◆ DATA SUPPLIED:
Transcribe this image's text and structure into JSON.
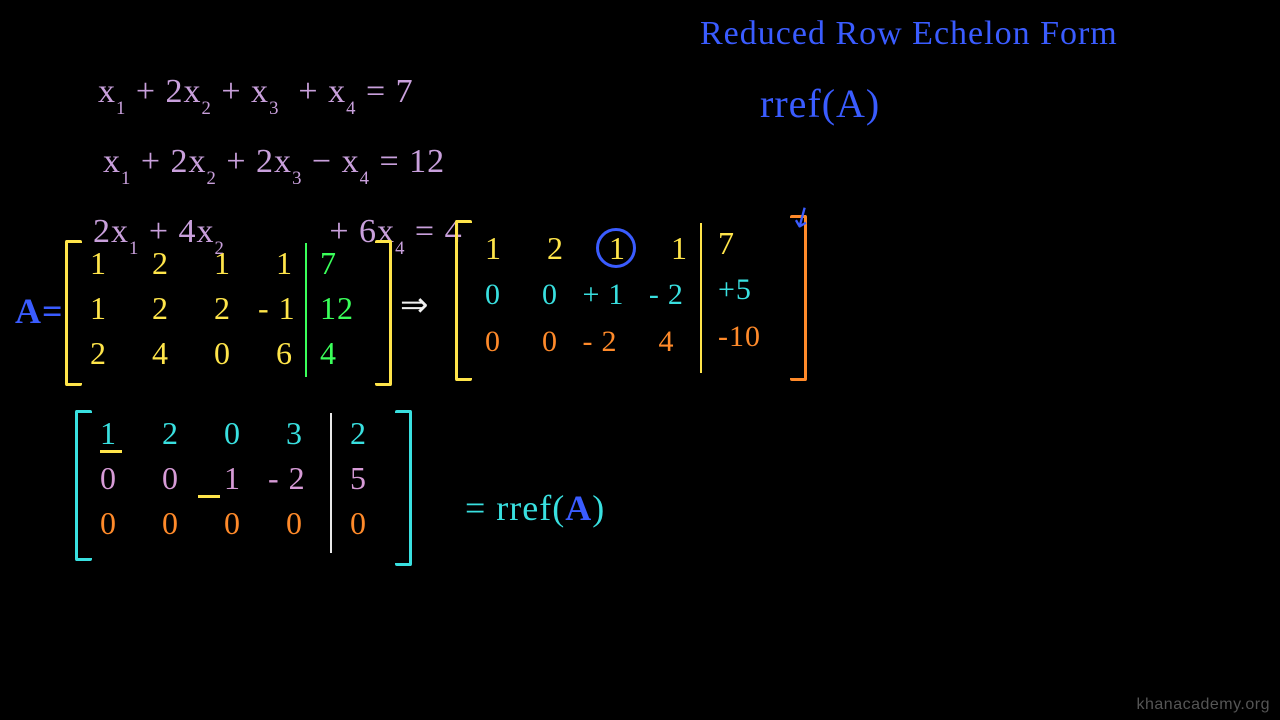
{
  "title": {
    "line1": "Reduced Row Echelon Form",
    "line2": "rref(A)"
  },
  "equations": {
    "eq1_pre": "x",
    "eq1": "x₁ + 2x₂ + x₃  + x₄ = 7",
    "eq2": "x₁ + 2x₂ + 2x₃ − x₄ = 12",
    "eq3": "2x₁ + 4x₂          + 6x₄ = 4"
  },
  "labelA": "A=",
  "matrixA": {
    "r1": "1  2  1  1",
    "r2": "1  2  2 -1",
    "r3": "2  4  0  6",
    "aug": {
      "r1": "7",
      "r2": "12",
      "r3": "4"
    }
  },
  "arrow1": "⇒",
  "matrixB": {
    "r1": "1  2  1  1",
    "r2": "0  0 +1 -2",
    "r3": "0  0 -2  4",
    "aug": {
      "r1": "7",
      "r2": "+5",
      "r3": "-10"
    }
  },
  "matrixC": {
    "r1": "1  2  0  3",
    "r2": "0  0  1 -2",
    "r3": "0  0  0  0",
    "aug": {
      "r1": "2",
      "r2": "5",
      "r3": "0"
    }
  },
  "rref_eq": "= rref(A)",
  "watermark": "khanacademy.org"
}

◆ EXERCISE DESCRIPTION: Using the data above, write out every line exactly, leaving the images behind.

◆ ANSWER SECTION:
Transcribe this image's text and structure into JSON.
{
  "title": {
    "line1": "Reduced Row Echelon Form",
    "line2": "rref(A)"
  },
  "equations": {
    "eq1_pre": "x",
    "eq1": "x₁ + 2x₂ + x₃  + x₄ = 7",
    "eq2": "x₁ + 2x₂ + 2x₃ − x₄ = 12",
    "eq3": "2x₁ + 4x₂          + 6x₄ = 4"
  },
  "labelA": "A=",
  "matrixA": {
    "r1": "1  2  1  1",
    "r2": "1  2  2 -1",
    "r3": "2  4  0  6",
    "aug": {
      "r1": "7",
      "r2": "12",
      "r3": "4"
    }
  },
  "arrow1": "⇒",
  "matrixB": {
    "r1": "1  2  1  1",
    "r2": "0  0 +1 -2",
    "r3": "0  0 -2  4",
    "aug": {
      "r1": "7",
      "r2": "+5",
      "r3": "-10"
    }
  },
  "matrixC": {
    "r1": "1  2  0  3",
    "r2": "0  0  1 -2",
    "r3": "0  0  0  0",
    "aug": {
      "r1": "2",
      "r2": "5",
      "r3": "0"
    }
  },
  "rref_eq": "= rref(A)",
  "watermark": "khanacademy.org"
}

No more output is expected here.